PROBLEM STATEMENT:
What is needed here is an exact copy of all the records below.

··· ENTRIES SHOWN

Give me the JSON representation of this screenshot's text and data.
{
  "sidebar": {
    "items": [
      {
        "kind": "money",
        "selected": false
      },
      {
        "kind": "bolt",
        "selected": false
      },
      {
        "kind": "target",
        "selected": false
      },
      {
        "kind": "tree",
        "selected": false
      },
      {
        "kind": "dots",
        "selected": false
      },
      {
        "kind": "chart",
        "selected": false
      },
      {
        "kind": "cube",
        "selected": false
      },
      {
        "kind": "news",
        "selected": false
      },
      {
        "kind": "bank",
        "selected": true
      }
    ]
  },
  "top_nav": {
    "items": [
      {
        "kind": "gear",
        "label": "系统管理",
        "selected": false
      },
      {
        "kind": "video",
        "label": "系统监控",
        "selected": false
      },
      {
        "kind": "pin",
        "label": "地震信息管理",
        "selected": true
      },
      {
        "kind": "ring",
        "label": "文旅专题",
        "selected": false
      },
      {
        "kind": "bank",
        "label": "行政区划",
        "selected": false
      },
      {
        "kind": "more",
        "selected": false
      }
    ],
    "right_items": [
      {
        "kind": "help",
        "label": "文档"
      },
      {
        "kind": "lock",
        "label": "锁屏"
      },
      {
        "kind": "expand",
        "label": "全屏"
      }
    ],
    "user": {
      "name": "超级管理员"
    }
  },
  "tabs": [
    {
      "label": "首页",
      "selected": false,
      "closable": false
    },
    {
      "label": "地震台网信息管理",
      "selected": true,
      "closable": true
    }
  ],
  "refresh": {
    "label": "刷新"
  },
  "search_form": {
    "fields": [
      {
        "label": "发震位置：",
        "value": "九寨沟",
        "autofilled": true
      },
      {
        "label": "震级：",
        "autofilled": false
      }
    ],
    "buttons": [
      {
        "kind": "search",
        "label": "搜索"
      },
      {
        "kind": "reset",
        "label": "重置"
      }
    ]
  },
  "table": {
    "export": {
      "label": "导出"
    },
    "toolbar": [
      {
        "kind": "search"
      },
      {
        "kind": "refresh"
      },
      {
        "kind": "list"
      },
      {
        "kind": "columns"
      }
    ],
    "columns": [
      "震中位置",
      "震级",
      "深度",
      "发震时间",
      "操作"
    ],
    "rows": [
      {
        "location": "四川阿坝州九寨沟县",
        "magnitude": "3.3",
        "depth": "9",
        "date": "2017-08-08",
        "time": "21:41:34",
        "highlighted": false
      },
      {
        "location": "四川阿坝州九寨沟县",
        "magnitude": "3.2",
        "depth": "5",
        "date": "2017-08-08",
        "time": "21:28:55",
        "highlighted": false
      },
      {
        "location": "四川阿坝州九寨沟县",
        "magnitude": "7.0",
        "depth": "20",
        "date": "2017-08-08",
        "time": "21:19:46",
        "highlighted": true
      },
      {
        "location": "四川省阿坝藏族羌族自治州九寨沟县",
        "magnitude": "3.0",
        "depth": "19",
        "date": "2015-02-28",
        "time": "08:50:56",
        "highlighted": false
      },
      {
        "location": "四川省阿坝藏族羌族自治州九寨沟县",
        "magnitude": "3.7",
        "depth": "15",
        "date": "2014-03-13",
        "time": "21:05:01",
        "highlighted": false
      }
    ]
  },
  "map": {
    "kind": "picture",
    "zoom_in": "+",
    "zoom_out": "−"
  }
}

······

EXERCISE RESULT:
Give me the JSON representation of this screenshot's text and data.
{
  "sidebar": {
    "items": [
      {
        "kind": "money",
        "selected": false
      },
      {
        "kind": "bolt",
        "selected": false
      },
      {
        "kind": "target",
        "selected": false
      },
      {
        "kind": "tree",
        "selected": false
      },
      {
        "kind": "dots",
        "selected": false
      },
      {
        "kind": "chart",
        "selected": false
      },
      {
        "kind": "cube",
        "selected": false
      },
      {
        "kind": "news",
        "selected": false
      },
      {
        "kind": "bank",
        "selected": true
      }
    ]
  },
  "top_nav": {
    "items": [
      {
        "kind": "gear",
        "label": "系统管理",
        "selected": false
      },
      {
        "kind": "video",
        "label": "系统监控",
        "selected": false
      },
      {
        "kind": "pin",
        "label": "地震信息管理",
        "selected": true
      },
      {
        "kind": "ring",
        "label": "文旅专题",
        "selected": false
      },
      {
        "kind": "bank",
        "label": "行政区划",
        "selected": false
      },
      {
        "kind": "more",
        "selected": false
      }
    ],
    "right_items": [
      {
        "kind": "help",
        "label": "文档"
      },
      {
        "kind": "lock",
        "label": "锁屏"
      },
      {
        "kind": "expand",
        "label": "全屏"
      }
    ],
    "user": {
      "name": "超级管理员"
    }
  },
  "tabs": [
    {
      "label": "首页",
      "selected": false,
      "closable": false
    },
    {
      "label": "地震台网信息管理",
      "selected": true,
      "closable": true
    }
  ],
  "refresh": {
    "label": "刷新"
  },
  "search_form": {
    "fields": [
      {
        "label": "发震位置：",
        "value": "九寨沟",
        "autofilled": true
      },
      {
        "label": "震级：",
        "autofilled": false
      }
    ],
    "buttons": [
      {
        "kind": "search",
        "label": "搜索"
      },
      {
        "kind": "reset",
        "label": "重置"
      }
    ]
  },
  "table": {
    "export": {
      "label": "导出"
    },
    "toolbar": [
      {
        "kind": "search"
      },
      {
        "kind": "refresh"
      },
      {
        "kind": "list"
      },
      {
        "kind": "columns"
      }
    ],
    "columns": [
      "震中位置",
      "震级",
      "深度",
      "发震时间",
      "操作"
    ],
    "rows": [
      {
        "location": "四川阿坝州九寨沟县",
        "magnitude": "3.3",
        "depth": "9",
        "date": "2017-08-08",
        "time": "21:41:34",
        "highlighted": false
      },
      {
        "location": "四川阿坝州九寨沟县",
        "magnitude": "3.2",
        "depth": "5",
        "date": "2017-08-08",
        "time": "21:28:55",
        "highlighted": false
      },
      {
        "location": "四川阿坝州九寨沟县",
        "magnitude": "7.0",
        "depth": "20",
        "date": "2017-08-08",
        "time": "21:19:46",
        "highlighted": true
      },
      {
        "location": "四川省阿坝藏族羌族自治州九寨沟县",
        "magnitude": "3.0",
        "depth": "19",
        "date": "2015-02-28",
        "time": "08:50:56",
        "highlighted": false
      },
      {
        "location": "四川省阿坝藏族羌族自治州九寨沟县",
        "magnitude": "3.7",
        "depth": "15",
        "date": "2014-03-13",
        "time": "21:05:01",
        "highlighted": false
      }
    ]
  },
  "map": {
    "kind": "picture",
    "zoom_in": "+",
    "zoom_out": "−"
  }
}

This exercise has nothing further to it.